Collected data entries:
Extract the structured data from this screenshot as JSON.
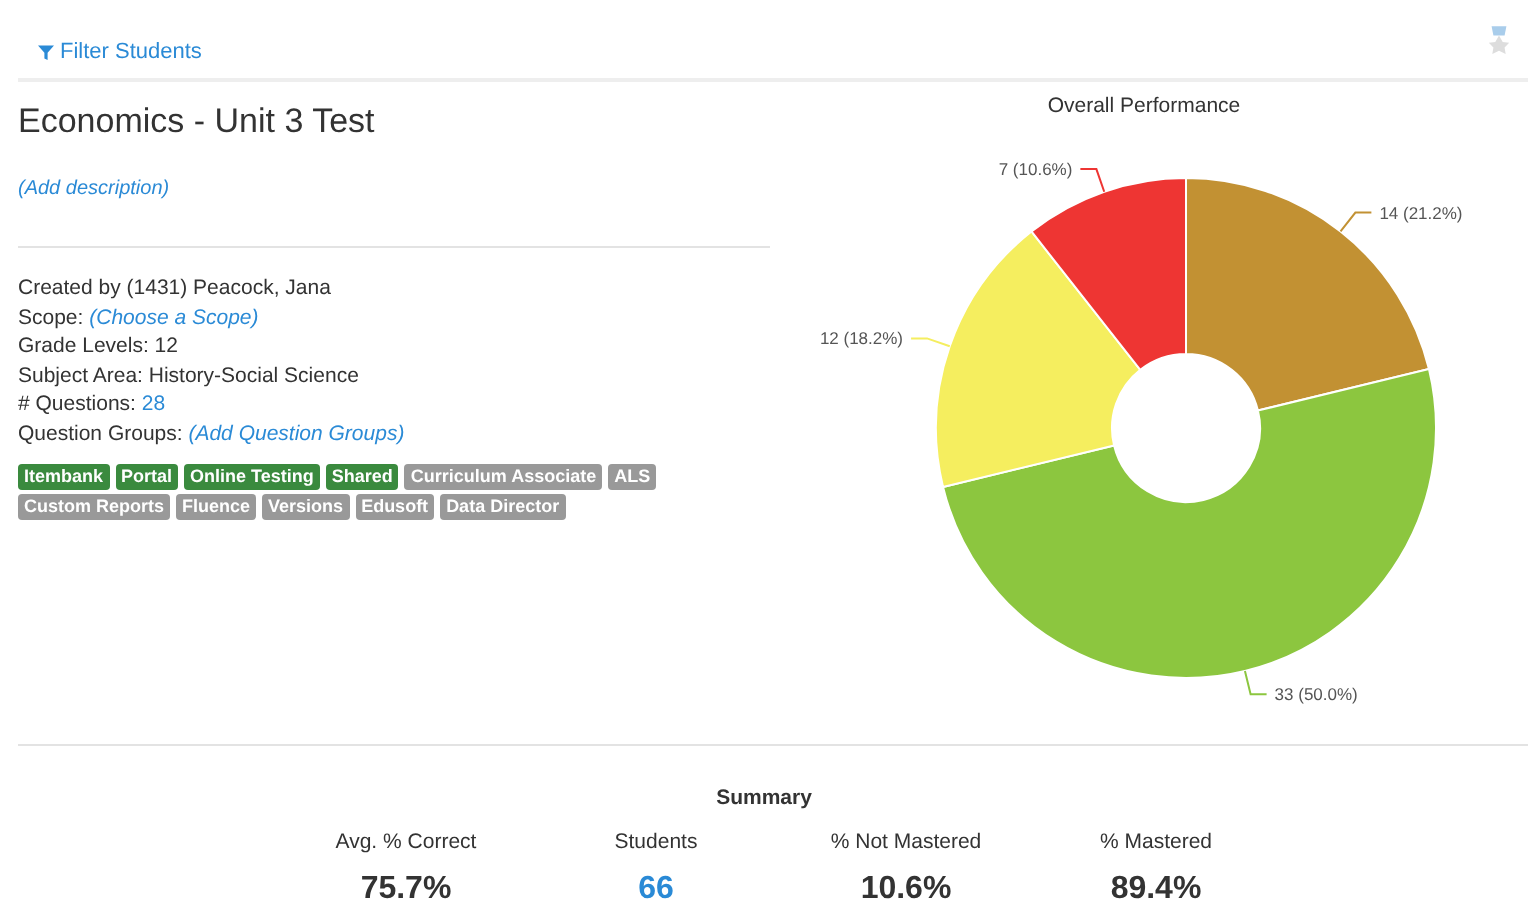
{
  "filter_link": "Filter Students",
  "title": "Economics - Unit 3 Test",
  "description_link": "(Add description)",
  "details": [
    {
      "label": "Created by (1431) Peacock, Jana"
    },
    {
      "label": "Scope: ",
      "link": "(Choose a Scope)",
      "italic": true
    },
    {
      "label": "Grade Levels: 12"
    },
    {
      "label": "Subject Area: History-Social Science"
    },
    {
      "label": "# Questions: ",
      "link": "28",
      "italic": false
    },
    {
      "label": "Question Groups: ",
      "link": "(Add Question Groups)",
      "italic": true
    }
  ],
  "tags": [
    {
      "label": "Itembank",
      "on": true
    },
    {
      "label": "Portal",
      "on": true
    },
    {
      "label": "Online Testing",
      "on": true
    },
    {
      "label": "Shared",
      "on": true
    },
    {
      "label": "Curriculum Associate",
      "on": false
    },
    {
      "label": "ALS",
      "on": false
    },
    {
      "label": "Custom Reports",
      "on": false
    },
    {
      "label": "Fluence",
      "on": false
    },
    {
      "label": "Versions",
      "on": false
    },
    {
      "label": "Edusoft",
      "on": false
    },
    {
      "label": "Data Director",
      "on": false
    }
  ],
  "chart": {
    "chart_data": {
      "type": "donut",
      "title": "Overall Performance",
      "values": [
        14,
        33,
        12,
        7
      ],
      "colors": [
        "#c29133",
        "#8cc63f",
        "#f5ee5f",
        "#ee3533"
      ],
      "value_labels": [
        "14 (21.2%)",
        "33 (50.0%)",
        "12 (18.2%)",
        "7 (10.6%)"
      ]
    }
  },
  "summary": {
    "title": "Summary",
    "stats": [
      {
        "label": "Avg. % Correct",
        "value": "75.7%",
        "link": false
      },
      {
        "label": "Students",
        "value": "66",
        "link": true
      },
      {
        "label": "% Not Mastered",
        "value": "10.6%",
        "link": false
      },
      {
        "label": "% Mastered",
        "value": "89.4%",
        "link": false
      }
    ]
  }
}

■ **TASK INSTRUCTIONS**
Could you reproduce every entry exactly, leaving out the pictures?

■ **SOLVED EXERCISE**
Extract the structured data from this screenshot as JSON.
{
  "filter_link": "Filter Students",
  "title": "Economics - Unit 3 Test",
  "description_link": "(Add description)",
  "details": [
    {
      "label": "Created by (1431) Peacock, Jana"
    },
    {
      "label": "Scope: ",
      "link": "(Choose a Scope)",
      "italic": true
    },
    {
      "label": "Grade Levels: 12"
    },
    {
      "label": "Subject Area: History-Social Science"
    },
    {
      "label": "# Questions: ",
      "link": "28",
      "italic": false
    },
    {
      "label": "Question Groups: ",
      "link": "(Add Question Groups)",
      "italic": true
    }
  ],
  "tags": [
    {
      "label": "Itembank",
      "on": true
    },
    {
      "label": "Portal",
      "on": true
    },
    {
      "label": "Online Testing",
      "on": true
    },
    {
      "label": "Shared",
      "on": true
    },
    {
      "label": "Curriculum Associate",
      "on": false
    },
    {
      "label": "ALS",
      "on": false
    },
    {
      "label": "Custom Reports",
      "on": false
    },
    {
      "label": "Fluence",
      "on": false
    },
    {
      "label": "Versions",
      "on": false
    },
    {
      "label": "Edusoft",
      "on": false
    },
    {
      "label": "Data Director",
      "on": false
    }
  ],
  "chart": {
    "chart_data": {
      "type": "donut",
      "title": "Overall Performance",
      "values": [
        14,
        33,
        12,
        7
      ],
      "colors": [
        "#c29133",
        "#8cc63f",
        "#f5ee5f",
        "#ee3533"
      ],
      "value_labels": [
        "14 (21.2%)",
        "33 (50.0%)",
        "12 (18.2%)",
        "7 (10.6%)"
      ]
    }
  },
  "summary": {
    "title": "Summary",
    "stats": [
      {
        "label": "Avg. % Correct",
        "value": "75.7%",
        "link": false
      },
      {
        "label": "Students",
        "value": "66",
        "link": true
      },
      {
        "label": "% Not Mastered",
        "value": "10.6%",
        "link": false
      },
      {
        "label": "% Mastered",
        "value": "89.4%",
        "link": false
      }
    ]
  }
}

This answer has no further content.